Everyone can commit to 20 minutes, especially if there's a glass of Chardonnay afterwards.

Kate Winslet

Well hello 2019, and after all the excesses of the season, I thought we could start the year off with a glass or two of clean refreshing Chardonnay. It is of course the great white grape of Burgundy, where it produces a wide range of styles depending on the influence of the soil and oak, but nowadays, it’s a mainstay variety for the entire wine-producing world. I know it became a grape to be mocked by the luvvies when television soaps featured characters named after it, but you could have named the entire cast of Geordie Shore after it and it wouldn't have turned me away from what is a fabulous grape. Someone once said that Pinot Noir was a white masquerading as a red while Chardonnay was a red masquerading as a white and that quote sums it up quite well.

I've taken quite a liking to many of the light fruity and often unoaked styles from the New World that are easy to enjoy, especially on a summer barbecue but my real passion is for the oaky versions because Chardonnay takes to oak like a duck to water. In addition to a little colour, the oak can impart a range of flavours from toasty nuts to buttered crumpets but as with everything in life, too much of a good thing can be bad. Overoaked Chardonnay is like a migraine in a glass to me and can often taste too heavy, especially given that my eyes see a white wine and tell my brain to expect a light taste, so I can see where the earlier quote comes from.

The type of oak is important as well, with French oak barrels giving a more gentle defined effect while too much relaxing in American oak makes the wine fat and chewy, which is far more acceptable for Shiraz than it is for Chardonnay. That said, some of the best oaked versions come from California these days and a skilled winemaker using the ripest fruits is able to play with the ageing like a maestro musician. But don't aim for the cheap seats folks; California aside, the best in the world still come from Burgundy and you really haven't lived until you've experienced a yellowing buttery Batard Montrachet, so if you are writing up a New Year bucket list, find space for that entry.

Having expressed my love for the Californians and Burgundians, it’s probably going to be something of a surprise when I tell you that my current favourite Chardonnays are actually from South Africa, a country producing some very good Burgundian lookalikes for a fraction of the cost of the real thing.

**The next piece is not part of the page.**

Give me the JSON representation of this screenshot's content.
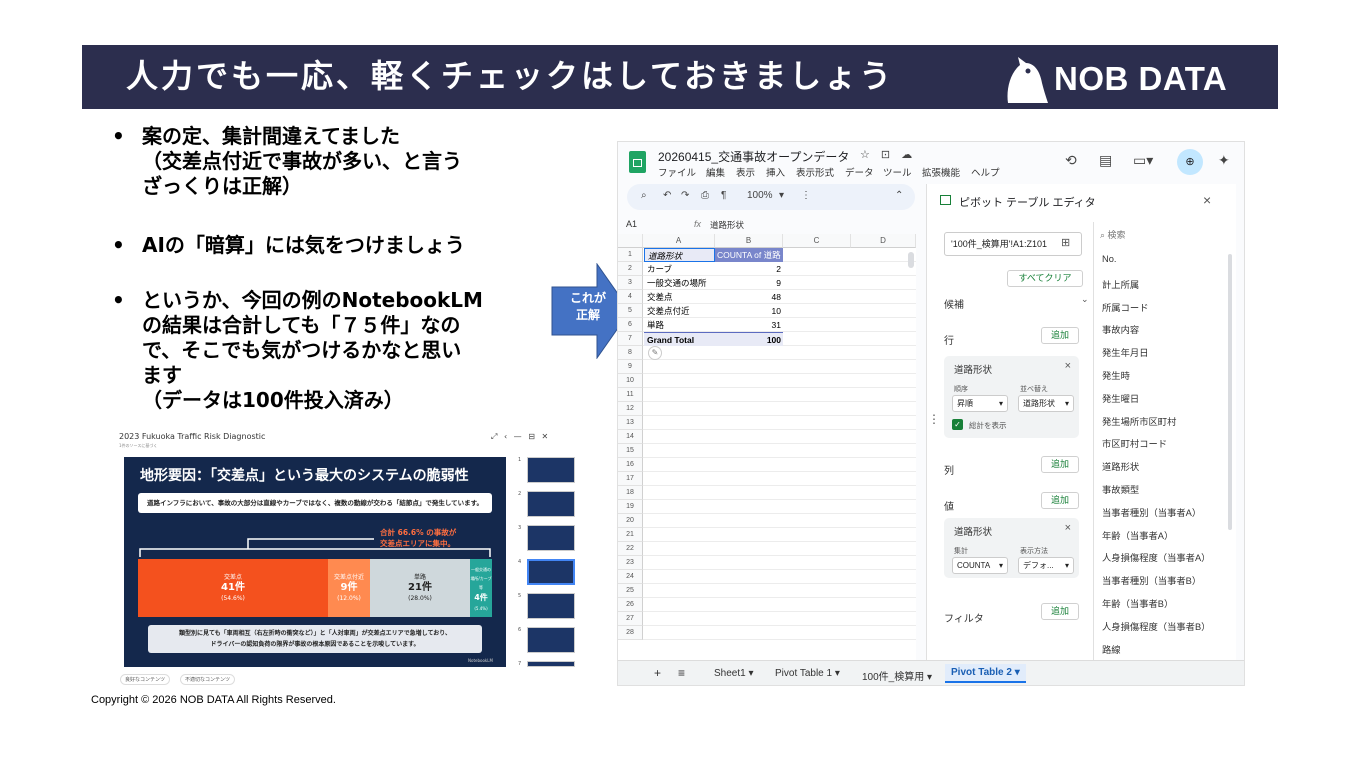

Anyway, it’s time for me to liberate a cork or two and say pip pip until next week.

Glenelly Estate Reserve Chardonnay

I was delighted to see the team at Ten Acre wines listing this gorgeous white. It’s rich, nutty and quite complex with hints of lemons and apples on the finish. Great with any seafood.

Ten Acre Wines £17.50

Exquisite Limestone Coast Chardonnay

I keep coming back to this incredible value range but hey, when your on a winner, why not. It's got figs, pineapple and honey with clean fresh acidity on the finish. Seriously well done Aldi, .

Aldi £5.79